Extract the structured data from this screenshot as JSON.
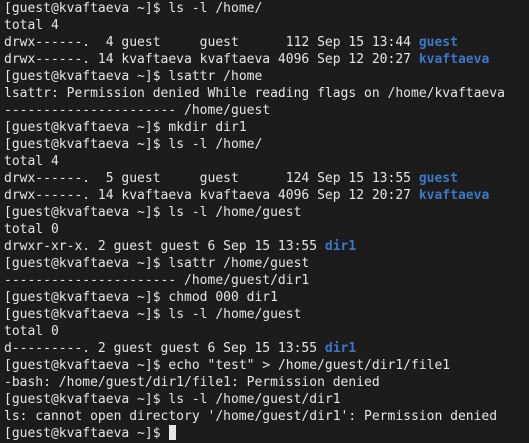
{
  "colors": {
    "background": "#1c1c1c",
    "text": "#e6e6e6",
    "directory": "#3d77c8"
  },
  "terminal": {
    "prompt": "[guest@kvaftaeva ~]$ ",
    "lines": [
      {
        "type": "cmd",
        "text": "ls -l /home/"
      },
      {
        "type": "out",
        "text": "total 4"
      },
      {
        "type": "ls",
        "text": "drwx------.  4 guest     guest      112 Sep 15 13:44 ",
        "dir": "guest"
      },
      {
        "type": "ls",
        "text": "drwx------. 14 kvaftaeva kvaftaeva 4096 Sep 12 20:27 ",
        "dir": "kvaftaeva"
      },
      {
        "type": "cmd",
        "text": "lsattr /home"
      },
      {
        "type": "out",
        "text": "lsattr: Permission denied While reading flags on /home/kvaftaeva"
      },
      {
        "type": "out",
        "text": "---------------------- /home/guest"
      },
      {
        "type": "cmd",
        "text": "mkdir dir1"
      },
      {
        "type": "cmd",
        "text": "ls -l /home/"
      },
      {
        "type": "out",
        "text": "total 4"
      },
      {
        "type": "ls",
        "text": "drwx------.  5 guest     guest      124 Sep 15 13:55 ",
        "dir": "guest"
      },
      {
        "type": "ls",
        "text": "drwx------. 14 kvaftaeva kvaftaeva 4096 Sep 12 20:27 ",
        "dir": "kvaftaeva"
      },
      {
        "type": "cmd",
        "text": "ls -l /home/guest"
      },
      {
        "type": "out",
        "text": "total 0"
      },
      {
        "type": "ls",
        "text": "drwxr-xr-x. 2 guest guest 6 Sep 15 13:55 ",
        "dir": "dir1"
      },
      {
        "type": "cmd",
        "text": "lsattr /home/guest"
      },
      {
        "type": "out",
        "text": "---------------------- /home/guest/dir1"
      },
      {
        "type": "cmd",
        "text": "chmod 000 dir1"
      },
      {
        "type": "cmd",
        "text": "ls -l /home/guest"
      },
      {
        "type": "out",
        "text": "total 0"
      },
      {
        "type": "ls",
        "text": "d---------. 2 guest guest 6 Sep 15 13:55 ",
        "dir": "dir1"
      },
      {
        "type": "cmd",
        "text": "echo \"test\" > /home/guest/dir1/file1"
      },
      {
        "type": "out",
        "text": "-bash: /home/guest/dir1/file1: Permission denied"
      },
      {
        "type": "cmd",
        "text": "ls -l /home/guest/dir1"
      },
      {
        "type": "out",
        "text": "ls: cannot open directory '/home/guest/dir1': Permission denied"
      },
      {
        "type": "prompt",
        "text": ""
      }
    ]
  }
}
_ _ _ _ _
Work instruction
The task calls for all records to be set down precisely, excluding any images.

Exercise solution
Extract the structured data from this screenshot as JSON.
{
  "colors": {
    "background": "#1c1c1c",
    "text": "#e6e6e6",
    "directory": "#3d77c8"
  },
  "terminal": {
    "prompt": "[guest@kvaftaeva ~]$ ",
    "lines": [
      {
        "type": "cmd",
        "text": "ls -l /home/"
      },
      {
        "type": "out",
        "text": "total 4"
      },
      {
        "type": "ls",
        "text": "drwx------.  4 guest     guest      112 Sep 15 13:44 ",
        "dir": "guest"
      },
      {
        "type": "ls",
        "text": "drwx------. 14 kvaftaeva kvaftaeva 4096 Sep 12 20:27 ",
        "dir": "kvaftaeva"
      },
      {
        "type": "cmd",
        "text": "lsattr /home"
      },
      {
        "type": "out",
        "text": "lsattr: Permission denied While reading flags on /home/kvaftaeva"
      },
      {
        "type": "out",
        "text": "---------------------- /home/guest"
      },
      {
        "type": "cmd",
        "text": "mkdir dir1"
      },
      {
        "type": "cmd",
        "text": "ls -l /home/"
      },
      {
        "type": "out",
        "text": "total 4"
      },
      {
        "type": "ls",
        "text": "drwx------.  5 guest     guest      124 Sep 15 13:55 ",
        "dir": "guest"
      },
      {
        "type": "ls",
        "text": "drwx------. 14 kvaftaeva kvaftaeva 4096 Sep 12 20:27 ",
        "dir": "kvaftaeva"
      },
      {
        "type": "cmd",
        "text": "ls -l /home/guest"
      },
      {
        "type": "out",
        "text": "total 0"
      },
      {
        "type": "ls",
        "text": "drwxr-xr-x. 2 guest guest 6 Sep 15 13:55 ",
        "dir": "dir1"
      },
      {
        "type": "cmd",
        "text": "lsattr /home/guest"
      },
      {
        "type": "out",
        "text": "---------------------- /home/guest/dir1"
      },
      {
        "type": "cmd",
        "text": "chmod 000 dir1"
      },
      {
        "type": "cmd",
        "text": "ls -l /home/guest"
      },
      {
        "type": "out",
        "text": "total 0"
      },
      {
        "type": "ls",
        "text": "d---------. 2 guest guest 6 Sep 15 13:55 ",
        "dir": "dir1"
      },
      {
        "type": "cmd",
        "text": "echo \"test\" > /home/guest/dir1/file1"
      },
      {
        "type": "out",
        "text": "-bash: /home/guest/dir1/file1: Permission denied"
      },
      {
        "type": "cmd",
        "text": "ls -l /home/guest/dir1"
      },
      {
        "type": "out",
        "text": "ls: cannot open directory '/home/guest/dir1': Permission denied"
      },
      {
        "type": "prompt",
        "text": ""
      }
    ]
  }
}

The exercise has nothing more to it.